Exercise requirements
Would you repeat every line of the data exactly?

Supplied information
* * *

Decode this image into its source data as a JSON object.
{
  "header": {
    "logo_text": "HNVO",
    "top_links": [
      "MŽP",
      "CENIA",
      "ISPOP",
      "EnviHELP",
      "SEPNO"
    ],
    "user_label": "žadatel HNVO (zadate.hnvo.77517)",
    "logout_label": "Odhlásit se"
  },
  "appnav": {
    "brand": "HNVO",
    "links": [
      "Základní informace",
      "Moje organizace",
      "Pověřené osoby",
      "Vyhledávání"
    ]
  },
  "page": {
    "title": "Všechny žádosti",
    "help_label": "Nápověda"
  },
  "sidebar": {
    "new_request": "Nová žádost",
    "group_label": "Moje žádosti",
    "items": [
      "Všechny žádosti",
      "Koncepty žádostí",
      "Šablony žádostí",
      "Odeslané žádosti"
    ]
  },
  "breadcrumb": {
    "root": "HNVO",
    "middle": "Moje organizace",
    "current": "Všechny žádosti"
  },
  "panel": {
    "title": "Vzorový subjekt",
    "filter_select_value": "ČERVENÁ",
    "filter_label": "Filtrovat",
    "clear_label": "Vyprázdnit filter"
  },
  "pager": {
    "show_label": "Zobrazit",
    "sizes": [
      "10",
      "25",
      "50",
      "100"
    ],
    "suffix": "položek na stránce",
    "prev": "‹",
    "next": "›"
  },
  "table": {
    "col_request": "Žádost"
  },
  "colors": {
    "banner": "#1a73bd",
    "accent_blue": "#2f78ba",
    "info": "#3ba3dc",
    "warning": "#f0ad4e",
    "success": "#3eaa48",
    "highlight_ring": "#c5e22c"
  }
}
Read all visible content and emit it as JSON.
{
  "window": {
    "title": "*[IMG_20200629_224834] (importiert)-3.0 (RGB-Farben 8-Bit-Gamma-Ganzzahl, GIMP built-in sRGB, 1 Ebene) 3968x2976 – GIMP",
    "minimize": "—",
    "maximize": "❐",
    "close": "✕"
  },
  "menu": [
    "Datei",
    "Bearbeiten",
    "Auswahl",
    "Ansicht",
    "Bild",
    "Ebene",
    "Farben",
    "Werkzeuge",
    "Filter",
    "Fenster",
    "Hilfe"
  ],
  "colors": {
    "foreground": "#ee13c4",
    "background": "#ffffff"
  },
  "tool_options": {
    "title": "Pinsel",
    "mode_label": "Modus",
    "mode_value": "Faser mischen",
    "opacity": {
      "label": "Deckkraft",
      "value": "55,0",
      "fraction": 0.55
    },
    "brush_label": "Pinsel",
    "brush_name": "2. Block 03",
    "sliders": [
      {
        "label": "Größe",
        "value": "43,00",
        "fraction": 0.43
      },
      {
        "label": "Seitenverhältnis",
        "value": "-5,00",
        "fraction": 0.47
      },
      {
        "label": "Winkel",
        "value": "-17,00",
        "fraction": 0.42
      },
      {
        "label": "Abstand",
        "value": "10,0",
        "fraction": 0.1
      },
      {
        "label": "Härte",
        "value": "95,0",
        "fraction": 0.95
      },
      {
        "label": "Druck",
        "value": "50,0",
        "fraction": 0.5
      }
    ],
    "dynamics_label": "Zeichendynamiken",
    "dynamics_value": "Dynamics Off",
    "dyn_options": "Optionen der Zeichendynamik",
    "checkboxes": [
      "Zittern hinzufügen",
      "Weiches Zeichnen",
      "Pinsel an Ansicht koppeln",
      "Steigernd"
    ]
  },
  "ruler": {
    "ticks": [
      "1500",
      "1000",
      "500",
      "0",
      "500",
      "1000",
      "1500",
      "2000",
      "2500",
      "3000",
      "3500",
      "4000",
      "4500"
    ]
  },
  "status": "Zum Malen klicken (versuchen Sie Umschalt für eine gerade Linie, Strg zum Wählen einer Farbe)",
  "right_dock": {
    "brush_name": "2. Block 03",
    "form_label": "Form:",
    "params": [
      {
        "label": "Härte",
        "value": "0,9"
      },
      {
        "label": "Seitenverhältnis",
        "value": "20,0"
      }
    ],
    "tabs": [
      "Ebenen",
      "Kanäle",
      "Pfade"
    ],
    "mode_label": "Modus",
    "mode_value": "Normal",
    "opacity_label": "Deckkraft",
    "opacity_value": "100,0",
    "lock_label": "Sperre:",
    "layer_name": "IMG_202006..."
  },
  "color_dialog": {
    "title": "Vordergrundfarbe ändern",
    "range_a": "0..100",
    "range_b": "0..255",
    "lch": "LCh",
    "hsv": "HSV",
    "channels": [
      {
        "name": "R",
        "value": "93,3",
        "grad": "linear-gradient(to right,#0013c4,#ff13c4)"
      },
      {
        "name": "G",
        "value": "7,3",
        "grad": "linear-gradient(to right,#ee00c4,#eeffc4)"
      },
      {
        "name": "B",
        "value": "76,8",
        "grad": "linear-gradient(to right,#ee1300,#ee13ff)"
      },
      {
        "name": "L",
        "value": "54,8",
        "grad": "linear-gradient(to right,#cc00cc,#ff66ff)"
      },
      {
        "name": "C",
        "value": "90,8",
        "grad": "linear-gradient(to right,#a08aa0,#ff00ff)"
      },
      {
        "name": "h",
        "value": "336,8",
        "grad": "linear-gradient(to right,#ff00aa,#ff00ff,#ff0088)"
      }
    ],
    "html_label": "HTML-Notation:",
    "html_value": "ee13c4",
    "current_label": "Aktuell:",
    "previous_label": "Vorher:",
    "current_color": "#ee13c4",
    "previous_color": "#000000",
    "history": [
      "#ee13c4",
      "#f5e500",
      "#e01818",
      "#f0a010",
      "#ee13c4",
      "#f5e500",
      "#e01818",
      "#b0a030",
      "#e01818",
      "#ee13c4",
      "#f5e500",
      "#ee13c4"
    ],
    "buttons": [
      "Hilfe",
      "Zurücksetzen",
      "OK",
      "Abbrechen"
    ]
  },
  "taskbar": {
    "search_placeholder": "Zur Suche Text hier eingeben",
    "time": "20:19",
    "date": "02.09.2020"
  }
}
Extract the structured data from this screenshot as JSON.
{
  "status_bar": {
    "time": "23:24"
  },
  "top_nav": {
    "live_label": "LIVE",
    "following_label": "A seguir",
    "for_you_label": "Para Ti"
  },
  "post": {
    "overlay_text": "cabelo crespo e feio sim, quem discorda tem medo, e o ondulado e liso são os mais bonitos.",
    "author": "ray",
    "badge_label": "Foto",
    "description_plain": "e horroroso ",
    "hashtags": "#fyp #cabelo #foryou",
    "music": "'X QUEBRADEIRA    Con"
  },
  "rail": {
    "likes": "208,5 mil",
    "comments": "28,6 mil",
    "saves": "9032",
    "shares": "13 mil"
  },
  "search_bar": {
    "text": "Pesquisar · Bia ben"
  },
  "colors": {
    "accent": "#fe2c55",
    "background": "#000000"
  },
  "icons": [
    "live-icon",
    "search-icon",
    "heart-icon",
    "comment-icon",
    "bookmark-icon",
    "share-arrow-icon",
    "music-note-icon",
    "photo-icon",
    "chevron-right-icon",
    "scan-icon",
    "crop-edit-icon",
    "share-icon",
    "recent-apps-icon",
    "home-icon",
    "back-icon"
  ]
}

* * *

Output for this exercise
Decode this image into its source data as a JSON object.
{
  "header": {
    "logo_text": "HNVO",
    "top_links": [
      "MŽP",
      "CENIA",
      "ISPOP",
      "EnviHELP",
      "SEPNO"
    ],
    "user_label": "žadatel HNVO (zadate.hnvo.77517)",
    "logout_label": "Odhlásit se"
  },
  "appnav": {
    "brand": "HNVO",
    "links": [
      "Základní informace",
      "Moje organizace",
      "Pověřené osoby",
      "Vyhledávání"
    ]
  },
  "page": {
    "title": "Všechny žádosti",
    "help_label": "Nápověda"
  },
  "sidebar": {
    "new_request": "Nová žádost",
    "group_label": "Moje žádosti",
    "items": [
      "Všechny žádosti",
      "Koncepty žádostí",
      "Šablony žádostí",
      "Odeslané žádosti"
    ]
  },
  "breadcrumb": {
    "root": "HNVO",
    "middle": "Moje organizace",
    "current": "Všechny žádosti"
  },
  "panel": {
    "title": "Vzorový subjekt",
    "filter_select_value": "ČERVENÁ",
    "filter_label": "Filtrovat",
    "clear_label": "Vyprázdnit filter"
  },
  "pager": {
    "show_label": "Zobrazit",
    "sizes": [
      "10",
      "25",
      "50",
      "100"
    ],
    "suffix": "položek na stránce",
    "prev": "‹",
    "next": "›"
  },
  "table": {
    "col_request": "Žádost"
  },
  "colors": {
    "banner": "#1a73bd",
    "accent_blue": "#2f78ba",
    "info": "#3ba3dc",
    "warning": "#f0ad4e",
    "success": "#3eaa48",
    "highlight_ring": "#c5e22c"
  }
}
Read all visible content and emit it as JSON.
{
  "window": {
    "title": "*[IMG_20200629_224834] (importiert)-3.0 (RGB-Farben 8-Bit-Gamma-Ganzzahl, GIMP built-in sRGB, 1 Ebene) 3968x2976 – GIMP",
    "minimize": "—",
    "maximize": "❐",
    "close": "✕"
  },
  "menu": [
    "Datei",
    "Bearbeiten",
    "Auswahl",
    "Ansicht",
    "Bild",
    "Ebene",
    "Farben",
    "Werkzeuge",
    "Filter",
    "Fenster",
    "Hilfe"
  ],
  "colors": {
    "foreground": "#ee13c4",
    "background": "#ffffff"
  },
  "tool_options": {
    "title": "Pinsel",
    "mode_label": "Modus",
    "mode_value": "Faser mischen",
    "opacity": {
      "label": "Deckkraft",
      "value": "55,0",
      "fraction": 0.55
    },
    "brush_label": "Pinsel",
    "brush_name": "2. Block 03",
    "sliders": [
      {
        "label": "Größe",
        "value": "43,00",
        "fraction": 0.43
      },
      {
        "label": "Seitenverhältnis",
        "value": "-5,00",
        "fraction": 0.47
      },
      {
        "label": "Winkel",
        "value": "-17,00",
        "fraction": 0.42
      },
      {
        "label": "Abstand",
        "value": "10,0",
        "fraction": 0.1
      },
      {
        "label": "Härte",
        "value": "95,0",
        "fraction": 0.95
      },
      {
        "label": "Druck",
        "value": "50,0",
        "fraction": 0.5
      }
    ],
    "dynamics_label": "Zeichendynamiken",
    "dynamics_value": "Dynamics Off",
    "dyn_options": "Optionen der Zeichendynamik",
    "checkboxes": [
      "Zittern hinzufügen",
      "Weiches Zeichnen",
      "Pinsel an Ansicht koppeln",
      "Steigernd"
    ]
  },
  "ruler": {
    "ticks": [
      "1500",
      "1000",
      "500",
      "0",
      "500",
      "1000",
      "1500",
      "2000",
      "2500",
      "3000",
      "3500",
      "4000",
      "4500"
    ]
  },
  "status": "Zum Malen klicken (versuchen Sie Umschalt für eine gerade Linie, Strg zum Wählen einer Farbe)",
  "right_dock": {
    "brush_name": "2. Block 03",
    "form_label": "Form:",
    "params": [
      {
        "label": "Härte",
        "value": "0,9"
      },
      {
        "label": "Seitenverhältnis",
        "value": "20,0"
      }
    ],
    "tabs": [
      "Ebenen",
      "Kanäle",
      "Pfade"
    ],
    "mode_label": "Modus",
    "mode_value": "Normal",
    "opacity_label": "Deckkraft",
    "opacity_value": "100,0",
    "lock_label": "Sperre:",
    "layer_name": "IMG_202006..."
  },
  "color_dialog": {
    "title": "Vordergrundfarbe ändern",
    "range_a": "0..100",
    "range_b": "0..255",
    "lch": "LCh",
    "hsv": "HSV",
    "channels": [
      {
        "name": "R",
        "value": "93,3",
        "grad": "linear-gradient(to right,#0013c4,#ff13c4)"
      },
      {
        "name": "G",
        "value": "7,3",
        "grad": "linear-gradient(to right,#ee00c4,#eeffc4)"
      },
      {
        "name": "B",
        "value": "76,8",
        "grad": "linear-gradient(to right,#ee1300,#ee13ff)"
      },
      {
        "name": "L",
        "value": "54,8",
        "grad": "linear-gradient(to right,#cc00cc,#ff66ff)"
      },
      {
        "name": "C",
        "value": "90,8",
        "grad": "linear-gradient(to right,#a08aa0,#ff00ff)"
      },
      {
        "name": "h",
        "value": "336,8",
        "grad": "linear-gradient(to right,#ff00aa,#ff00ff,#ff0088)"
      }
    ],
    "html_label": "HTML-Notation:",
    "html_value": "ee13c4",
    "current_label": "Aktuell:",
    "previous_label": "Vorher:",
    "current_color": "#ee13c4",
    "previous_color": "#000000",
    "history": [
      "#ee13c4",
      "#f5e500",
      "#e01818",
      "#f0a010",
      "#ee13c4",
      "#f5e500",
      "#e01818",
      "#b0a030",
      "#e01818",
      "#ee13c4",
      "#f5e500",
      "#ee13c4"
    ],
    "buttons": [
      "Hilfe",
      "Zurücksetzen",
      "OK",
      "Abbrechen"
    ]
  },
  "taskbar": {
    "search_placeholder": "Zur Suche Text hier eingeben",
    "time": "20:19",
    "date": "02.09.2020"
  }
}
Extract the structured data from this screenshot as JSON.
{
  "status_bar": {
    "time": "23:24"
  },
  "top_nav": {
    "live_label": "LIVE",
    "following_label": "A seguir",
    "for_you_label": "Para Ti"
  },
  "post": {
    "overlay_text": "cabelo crespo e feio sim, quem discorda tem medo, e o ondulado e liso são os mais bonitos.",
    "author": "ray",
    "badge_label": "Foto",
    "description_plain": "e horroroso ",
    "hashtags": "#fyp #cabelo #foryou",
    "music": "'X QUEBRADEIRA    Con"
  },
  "rail": {
    "likes": "208,5 mil",
    "comments": "28,6 mil",
    "saves": "9032",
    "shares": "13 mil"
  },
  "search_bar": {
    "text": "Pesquisar · Bia ben"
  },
  "colors": {
    "accent": "#fe2c55",
    "background": "#000000"
  },
  "icons": [
    "live-icon",
    "search-icon",
    "heart-icon",
    "comment-icon",
    "bookmark-icon",
    "share-arrow-icon",
    "music-note-icon",
    "photo-icon",
    "chevron-right-icon",
    "scan-icon",
    "crop-edit-icon",
    "share-icon",
    "recent-apps-icon",
    "home-icon",
    "back-icon"
  ]
}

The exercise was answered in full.